Diversification requirements are also essential to consider when exploring farmland investment. While investors seek to diversify their portfolios, they should take into account their risk tolerance and the amount of capital invested.

Adding farmland to a portfolio that is composed primarily of equities or fixed-income securities can provide diversification and increase returns, but it also introduces additional risk. Investors should determine the appropriate amount of farmland to add to their portfolio and how it affects risk exposure.

Farmland ETFs

Exchange traded funds (ETFs) offer a convenient option for investing in farmland without having to purchase or manage individual properties. These funds typically hold several farmland assets and offer investors a diversified portfolio of land ownership.

Farmland ETFs can provide investors with exposure to farmland ownership without the associated risks of direct land ownership. The largest farmland-focused ETF has posted consistent returns, and its share price continues to rise thanks to the increasing value of farmland assets.

Large-scale Farmland Ownership

In recent years, large-scale farmland investments have become popular with wealthy individuals and funds, including Microsoft founder Bill Gates. Investing in large-scale farmland can provide several advantages, including economies of scale, more significant bargaining power, and access to more advanced technology and resources.

However, some concerns have been raised regarding the social and environmental implications of large-scale farmland ownership and the impacts on surrounding communities. Investors must be aware of these risks before making any investment decisions.

Conclusion and Recommendations for Farmland Investing

Farmland is a unique investment opportunity, with characteristics that distinguish it from other asset classes and makes it an attractive option for investors seeking to diversify their portfolios. With potential benefits such as long-term growth potential, the potential for stable returns, low volatility, and inflation-hedging capabilities, farmland investing can provide a strategic addition to an investor’s portfolio.

However, there are risks inherent in farmland investing and investors should be aware of these risks and take measures to mitigate them. As with all investment decisions, investors must undertake thorough due diligence before committing capital to farmland investments.

Investors are encouraged to engage specialized consultants and experienced farm managers to guide them through the process. When it comes to farmland investing, portfolio diversification is especially important because the asset class functions differently from others.

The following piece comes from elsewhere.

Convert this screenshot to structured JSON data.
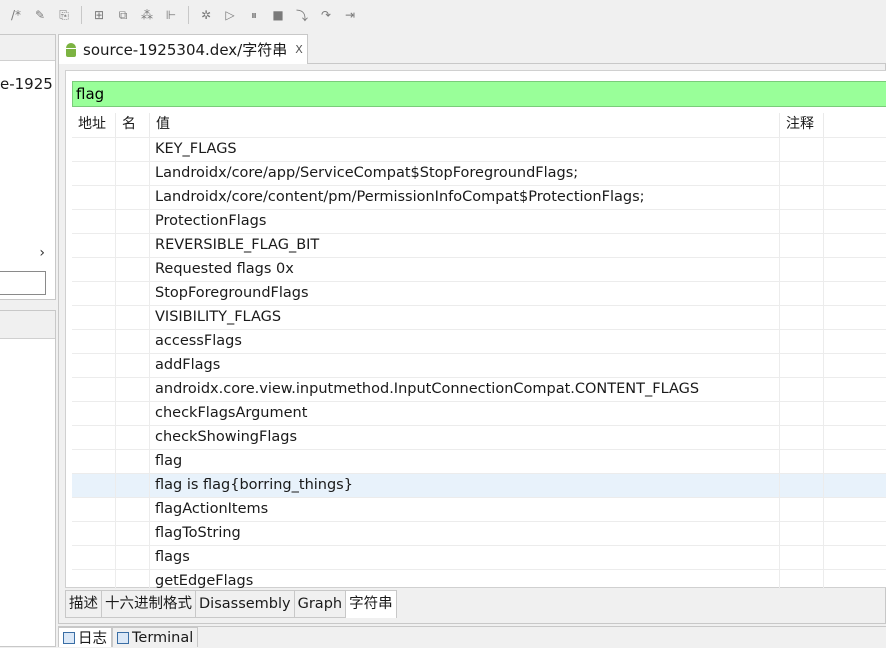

Overall, farmland investors need to consider the suitability of potential investments, identify diversification needs, and conduct thorough due diligence before committing to any investment. Use farmland ETFs to invest in the asset class with less exposure to risks and require less active management.

For those interested in large-scale farmland ownership, potential benefits can be substantial; yet, they also expose investors to significant risks, including possible damage on surrounding communities and the environment. Therefore, it’s essential to choose wisely and weigh the potential benefits against the potential risks.

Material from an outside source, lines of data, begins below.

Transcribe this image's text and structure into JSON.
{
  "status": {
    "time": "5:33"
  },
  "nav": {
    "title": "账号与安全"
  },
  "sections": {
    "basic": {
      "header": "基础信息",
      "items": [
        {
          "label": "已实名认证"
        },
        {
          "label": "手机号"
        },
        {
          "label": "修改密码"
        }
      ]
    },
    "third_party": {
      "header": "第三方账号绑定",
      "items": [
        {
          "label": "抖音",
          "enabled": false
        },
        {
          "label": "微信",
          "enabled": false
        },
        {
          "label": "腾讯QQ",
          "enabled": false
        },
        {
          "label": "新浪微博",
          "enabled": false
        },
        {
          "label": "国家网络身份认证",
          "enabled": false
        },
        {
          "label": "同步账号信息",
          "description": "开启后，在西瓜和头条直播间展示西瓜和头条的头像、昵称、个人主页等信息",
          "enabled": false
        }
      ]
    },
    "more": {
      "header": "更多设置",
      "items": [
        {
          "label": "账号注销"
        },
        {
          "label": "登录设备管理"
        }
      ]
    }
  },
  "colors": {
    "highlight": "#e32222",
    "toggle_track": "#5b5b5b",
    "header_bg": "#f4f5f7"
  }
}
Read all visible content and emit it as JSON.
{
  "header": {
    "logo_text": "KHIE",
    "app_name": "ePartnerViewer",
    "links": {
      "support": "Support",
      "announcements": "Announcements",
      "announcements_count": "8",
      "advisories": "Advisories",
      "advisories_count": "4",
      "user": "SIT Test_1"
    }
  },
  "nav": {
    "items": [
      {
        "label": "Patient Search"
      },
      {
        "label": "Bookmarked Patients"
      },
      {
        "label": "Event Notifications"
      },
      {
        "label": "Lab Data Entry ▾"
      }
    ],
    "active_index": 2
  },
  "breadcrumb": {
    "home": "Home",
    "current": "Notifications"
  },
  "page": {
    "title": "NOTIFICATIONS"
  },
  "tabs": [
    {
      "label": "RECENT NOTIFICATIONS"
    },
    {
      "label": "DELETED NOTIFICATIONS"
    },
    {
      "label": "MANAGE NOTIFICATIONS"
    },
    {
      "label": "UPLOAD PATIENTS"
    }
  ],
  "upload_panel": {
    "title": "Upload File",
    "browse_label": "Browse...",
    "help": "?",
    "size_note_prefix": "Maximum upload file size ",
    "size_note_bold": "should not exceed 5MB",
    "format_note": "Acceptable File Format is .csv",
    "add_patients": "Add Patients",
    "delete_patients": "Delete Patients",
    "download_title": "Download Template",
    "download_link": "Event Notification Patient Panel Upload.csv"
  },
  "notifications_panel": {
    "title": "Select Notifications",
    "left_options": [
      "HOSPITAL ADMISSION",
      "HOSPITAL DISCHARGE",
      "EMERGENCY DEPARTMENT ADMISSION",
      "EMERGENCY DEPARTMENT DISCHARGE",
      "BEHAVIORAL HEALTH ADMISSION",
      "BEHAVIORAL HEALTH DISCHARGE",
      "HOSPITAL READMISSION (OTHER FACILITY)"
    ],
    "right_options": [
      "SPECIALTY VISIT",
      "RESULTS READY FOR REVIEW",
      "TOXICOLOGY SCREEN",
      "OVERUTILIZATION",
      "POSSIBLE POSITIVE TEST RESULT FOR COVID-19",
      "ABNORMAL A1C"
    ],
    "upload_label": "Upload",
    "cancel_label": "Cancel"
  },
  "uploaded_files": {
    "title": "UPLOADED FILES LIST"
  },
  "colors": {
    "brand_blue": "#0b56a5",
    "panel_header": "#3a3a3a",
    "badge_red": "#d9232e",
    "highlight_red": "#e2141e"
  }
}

Ultimately, farmland can provide unique and rewarding investment opportunities, but a careful assessment of risks and rewards is necessary before pursuing such an investment. Farmland investing is an attractive option, offering benefits such as stable returns, long-term growth potential, low volatility, and inflation-hedging capabilities.

However, investors must consider their diversification needs, suitability, and conduct thorough due diligence before committing to investments.

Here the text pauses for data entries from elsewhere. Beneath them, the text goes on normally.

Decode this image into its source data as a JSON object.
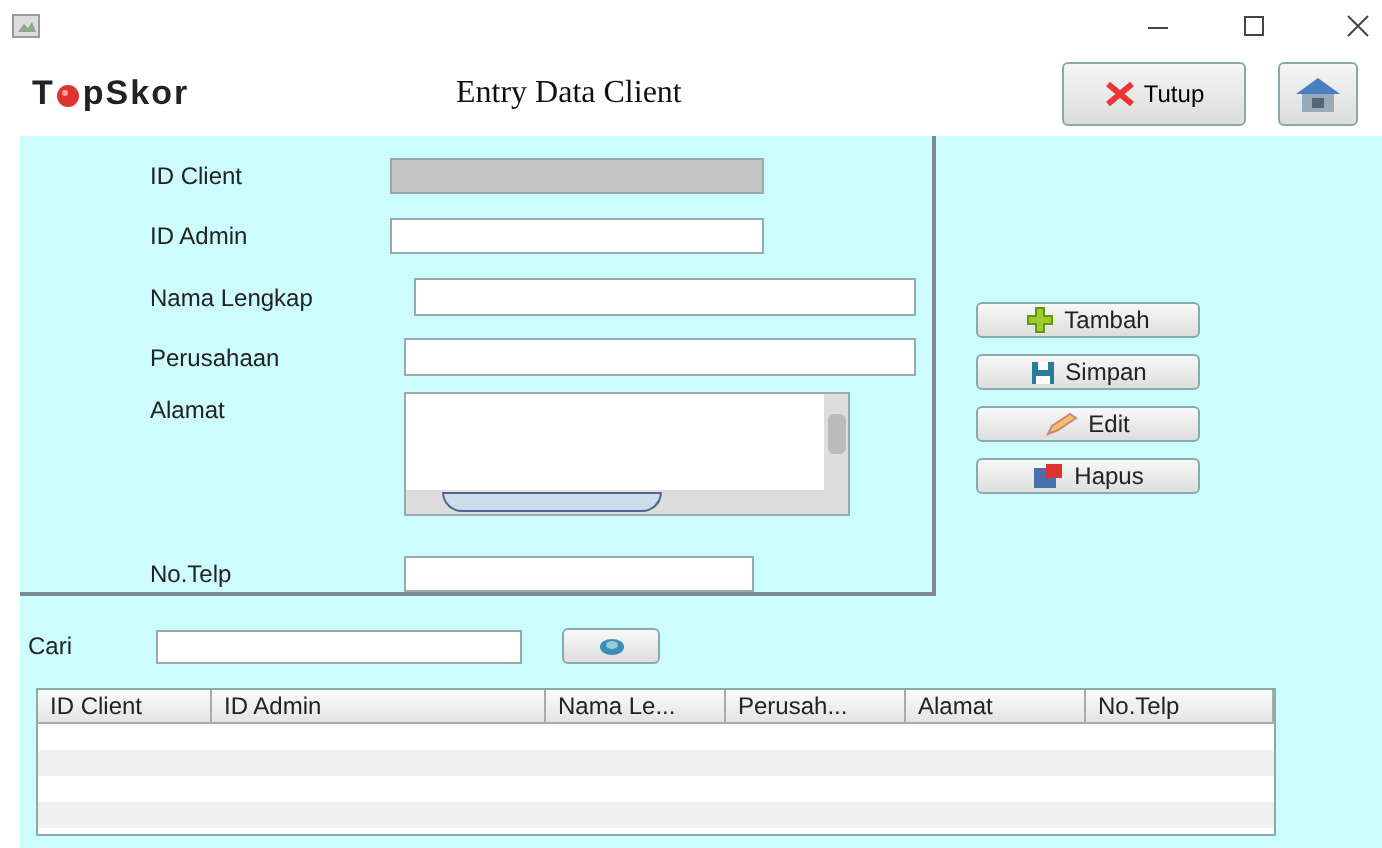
{
  "logo": {
    "before": "T",
    "after": "pSkor"
  },
  "title": "Entry Data Client",
  "close_button": "Tutup",
  "form": [
    {
      "kind": "text",
      "label": "ID Client",
      "disabled": true
    },
    {
      "kind": "text",
      "label": "ID Admin",
      "disabled": false
    },
    {
      "kind": "text",
      "label": "Nama Lengkap",
      "disabled": false
    },
    {
      "kind": "text",
      "label": "Perusahaan",
      "disabled": false
    },
    {
      "kind": "area",
      "label": "Alamat",
      "disabled": false
    },
    {
      "kind": "text",
      "label": "No.Telp",
      "disabled": false
    }
  ],
  "actions": [
    {
      "kind": "add",
      "label": "Tambah"
    },
    {
      "kind": "save",
      "label": "Simpan"
    },
    {
      "kind": "edit",
      "label": "Edit"
    },
    {
      "kind": "delete",
      "label": "Hapus"
    }
  ],
  "search": {
    "label": "Cari"
  },
  "table": {
    "columns": [
      "ID Client",
      "ID Admin",
      "Nama Le...",
      "Perusah...",
      "Alamat",
      "No.Telp"
    ]
  }
}
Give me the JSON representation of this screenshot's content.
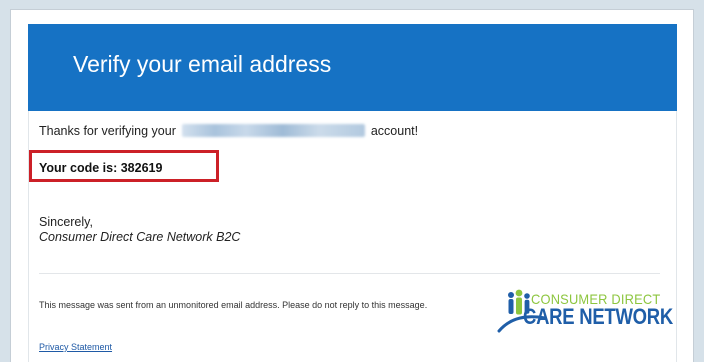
{
  "header": {
    "title": "Verify your email address"
  },
  "body": {
    "thanks_prefix": "Thanks for verifying your",
    "thanks_suffix": "account!",
    "code_label": "Your code is: 382619",
    "sign_off": "Sincerely,",
    "signature": "Consumer Direct Care Network B2C"
  },
  "footer": {
    "note": "This message was sent from an unmonitored email address. Please do not reply to this message.",
    "privacy_link": "Privacy Statement"
  },
  "logo": {
    "line1": "CONSUMER DIRECT",
    "line2": "CARE NETWORK"
  },
  "colors": {
    "header_blue": "#1672c4",
    "highlight_red": "#cc2027",
    "logo_green": "#8dc63f",
    "logo_blue": "#1f5ea8"
  }
}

Farmland ETFs offer a convenient option for investors looking to add to their portfolios, while large-scale farmland ownership provides benefits when done responsibly.

With its unique characteristics, farmland investing can provide a strategic addition to an investor’s portfolio, but careful assessments of risks and rewards are crucial before pursuing such an investment. Overall, farmland investing should be approached with caution but offers great potential for those willing to put in the effort.

Popular Posts